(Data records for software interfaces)
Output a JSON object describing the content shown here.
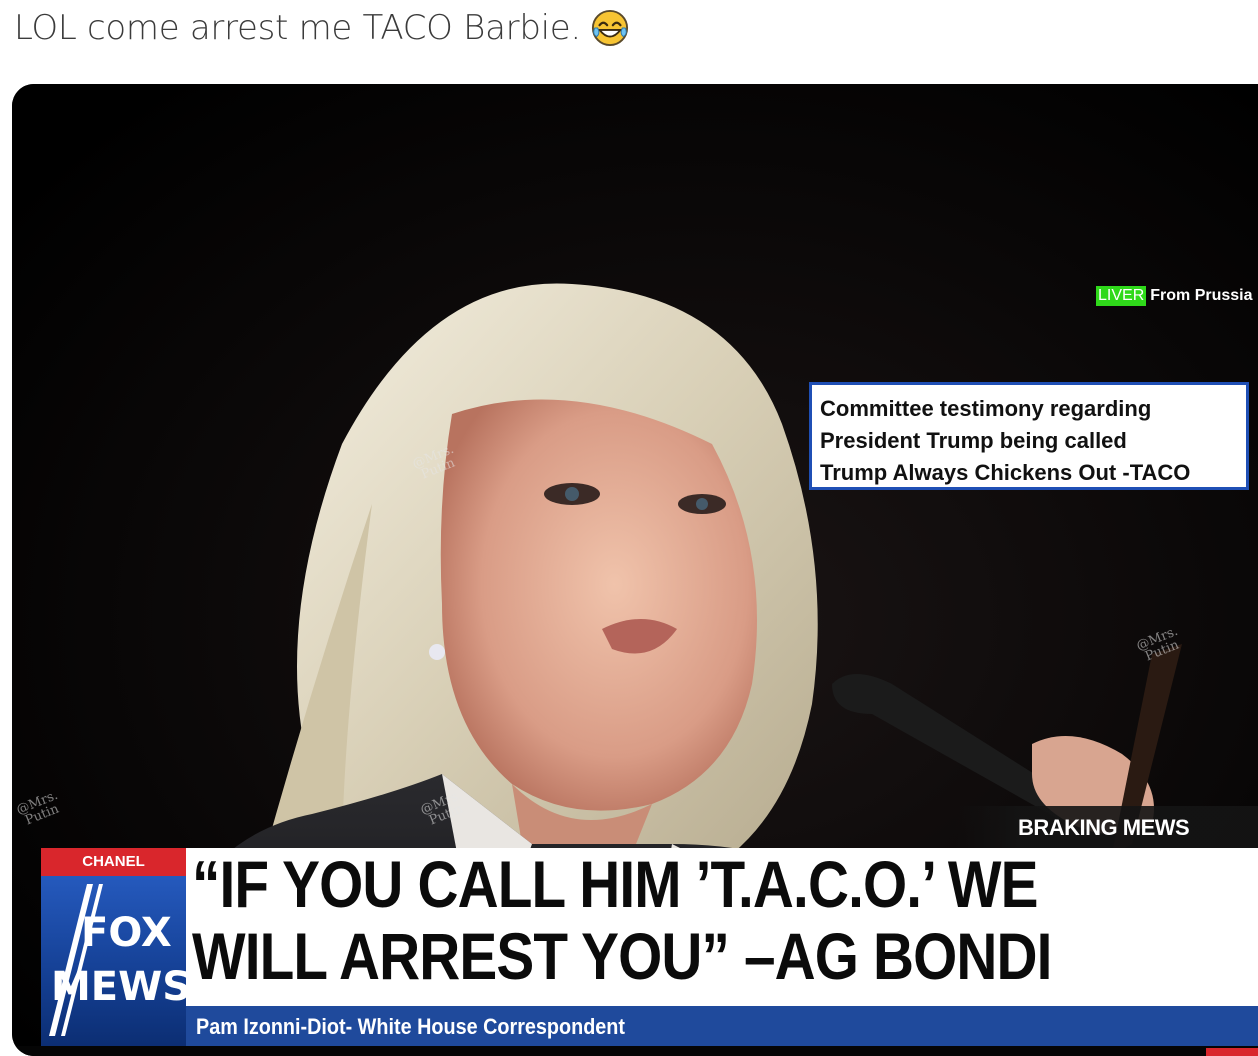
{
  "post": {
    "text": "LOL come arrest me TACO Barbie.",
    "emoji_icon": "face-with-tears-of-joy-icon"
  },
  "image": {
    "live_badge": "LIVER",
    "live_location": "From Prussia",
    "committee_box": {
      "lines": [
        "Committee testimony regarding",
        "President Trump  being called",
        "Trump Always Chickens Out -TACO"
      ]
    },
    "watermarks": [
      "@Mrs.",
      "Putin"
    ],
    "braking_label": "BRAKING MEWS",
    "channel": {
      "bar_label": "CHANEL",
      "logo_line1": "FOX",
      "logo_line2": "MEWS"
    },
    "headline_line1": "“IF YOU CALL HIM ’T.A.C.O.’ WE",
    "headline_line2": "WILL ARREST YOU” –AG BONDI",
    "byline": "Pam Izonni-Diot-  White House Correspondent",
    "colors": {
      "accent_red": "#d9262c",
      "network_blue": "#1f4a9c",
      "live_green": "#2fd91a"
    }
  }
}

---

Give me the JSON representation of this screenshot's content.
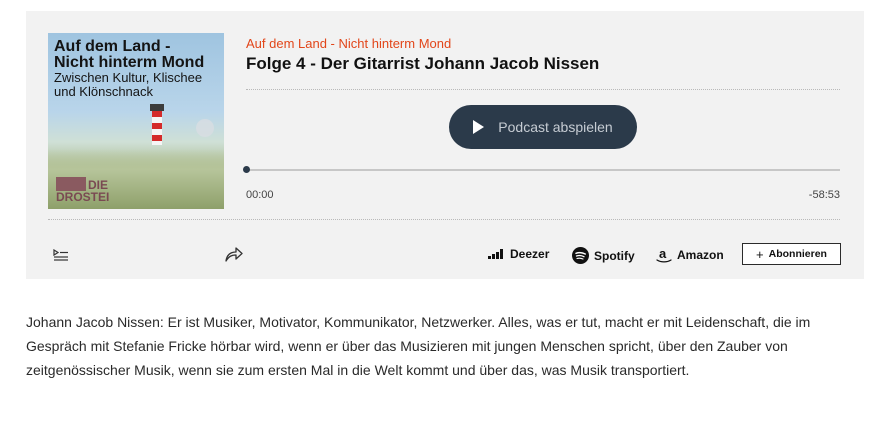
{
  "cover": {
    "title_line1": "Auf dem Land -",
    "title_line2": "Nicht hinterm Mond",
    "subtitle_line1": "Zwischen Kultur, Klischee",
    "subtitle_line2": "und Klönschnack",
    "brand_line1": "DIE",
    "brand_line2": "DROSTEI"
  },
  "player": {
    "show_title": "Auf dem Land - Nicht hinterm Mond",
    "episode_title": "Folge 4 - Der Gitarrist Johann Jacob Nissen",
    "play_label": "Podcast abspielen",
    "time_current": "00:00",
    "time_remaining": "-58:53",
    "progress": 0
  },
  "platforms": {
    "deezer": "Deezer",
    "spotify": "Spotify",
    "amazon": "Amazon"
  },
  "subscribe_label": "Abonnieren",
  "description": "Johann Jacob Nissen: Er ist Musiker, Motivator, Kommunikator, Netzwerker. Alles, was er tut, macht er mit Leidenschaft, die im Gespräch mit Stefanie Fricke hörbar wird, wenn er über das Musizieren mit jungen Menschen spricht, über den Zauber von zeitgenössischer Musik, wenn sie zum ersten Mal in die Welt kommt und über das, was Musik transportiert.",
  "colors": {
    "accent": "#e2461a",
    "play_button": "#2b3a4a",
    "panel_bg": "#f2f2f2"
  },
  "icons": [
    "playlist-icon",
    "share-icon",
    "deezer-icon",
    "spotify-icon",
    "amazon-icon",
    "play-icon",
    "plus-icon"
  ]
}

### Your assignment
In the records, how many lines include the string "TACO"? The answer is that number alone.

### Solution for this task
2